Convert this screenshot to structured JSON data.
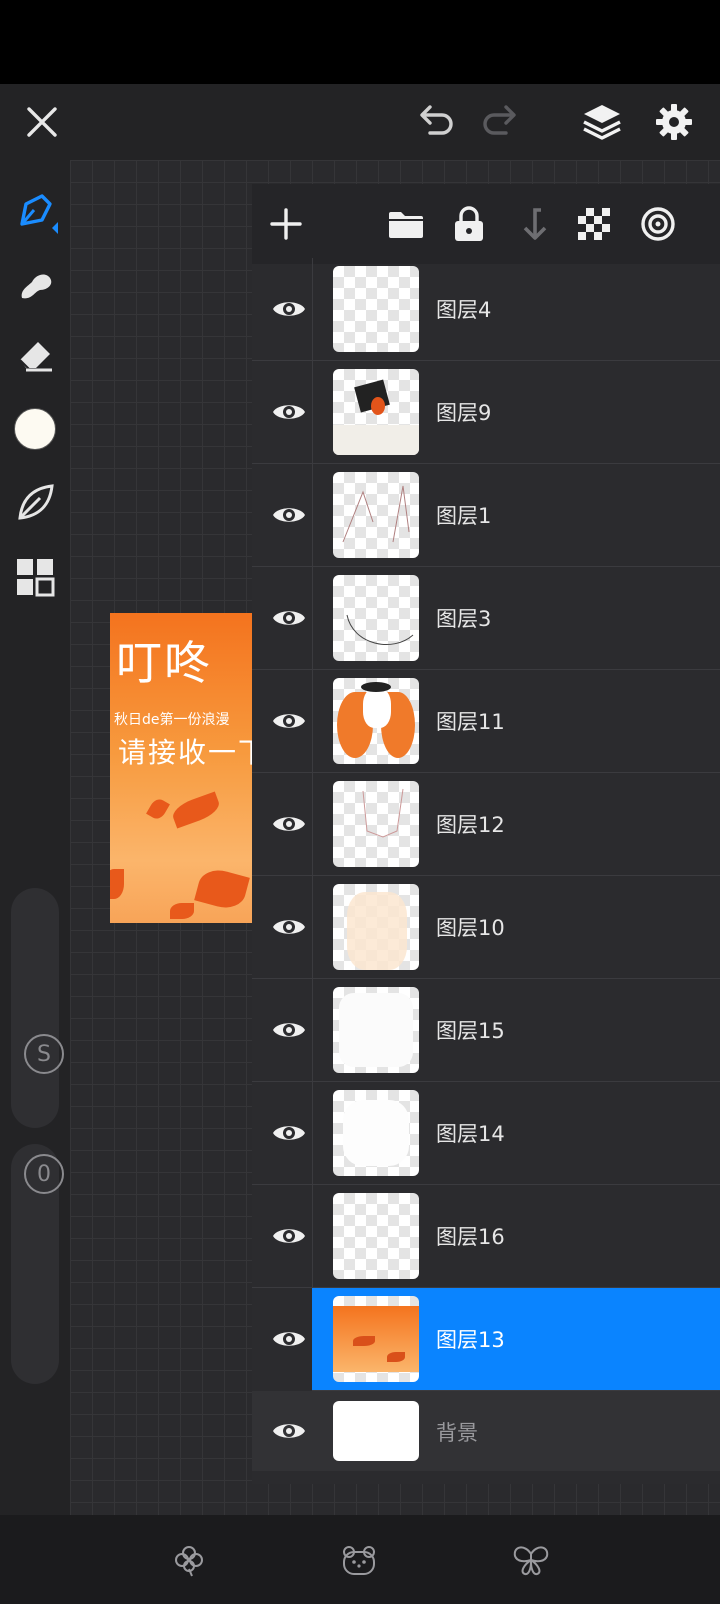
{
  "topbar": {
    "close": "close",
    "undo": "undo",
    "redo": "redo",
    "layers": "layers",
    "settings": "settings"
  },
  "sidebar": {
    "tools": [
      "brush",
      "smudge",
      "eraser",
      "color",
      "liquify",
      "grid"
    ],
    "color_swatch": "#fdfaf2",
    "slider_size_label": "S",
    "slider_opacity_label": "0"
  },
  "artwork": {
    "title": "叮咚",
    "subtitle": "秋日de第一份浪漫",
    "line2": "请接收一下w"
  },
  "layers_panel": {
    "toolbar": [
      "add",
      "folder",
      "lock",
      "merge-down",
      "transparency",
      "target"
    ],
    "layers": [
      {
        "name": "图层4",
        "thumb": "transparent",
        "active": false
      },
      {
        "name": "图层9",
        "thumb": "dark-sketch",
        "active": false
      },
      {
        "name": "图层1",
        "thumb": "line",
        "active": false
      },
      {
        "name": "图层3",
        "thumb": "line",
        "active": false
      },
      {
        "name": "图层11",
        "thumb": "orange-hair",
        "active": false
      },
      {
        "name": "图层12",
        "thumb": "line",
        "active": false
      },
      {
        "name": "图层10",
        "thumb": "skin",
        "active": false
      },
      {
        "name": "图层15",
        "thumb": "white",
        "active": false
      },
      {
        "name": "图层14",
        "thumb": "white",
        "active": false
      },
      {
        "name": "图层16",
        "thumb": "transparent",
        "active": false
      },
      {
        "name": "图层13",
        "thumb": "orange-bg",
        "active": true
      }
    ],
    "background_layer": "背景"
  },
  "colors": {
    "accent": "#0a84ff",
    "panel": "#2b2b2e",
    "toolbar": "#232325"
  },
  "bottombar": [
    "clover",
    "bear",
    "butterfly"
  ]
}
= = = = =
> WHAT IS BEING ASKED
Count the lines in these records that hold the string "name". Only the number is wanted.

> OUTPUT OF THE TASK
11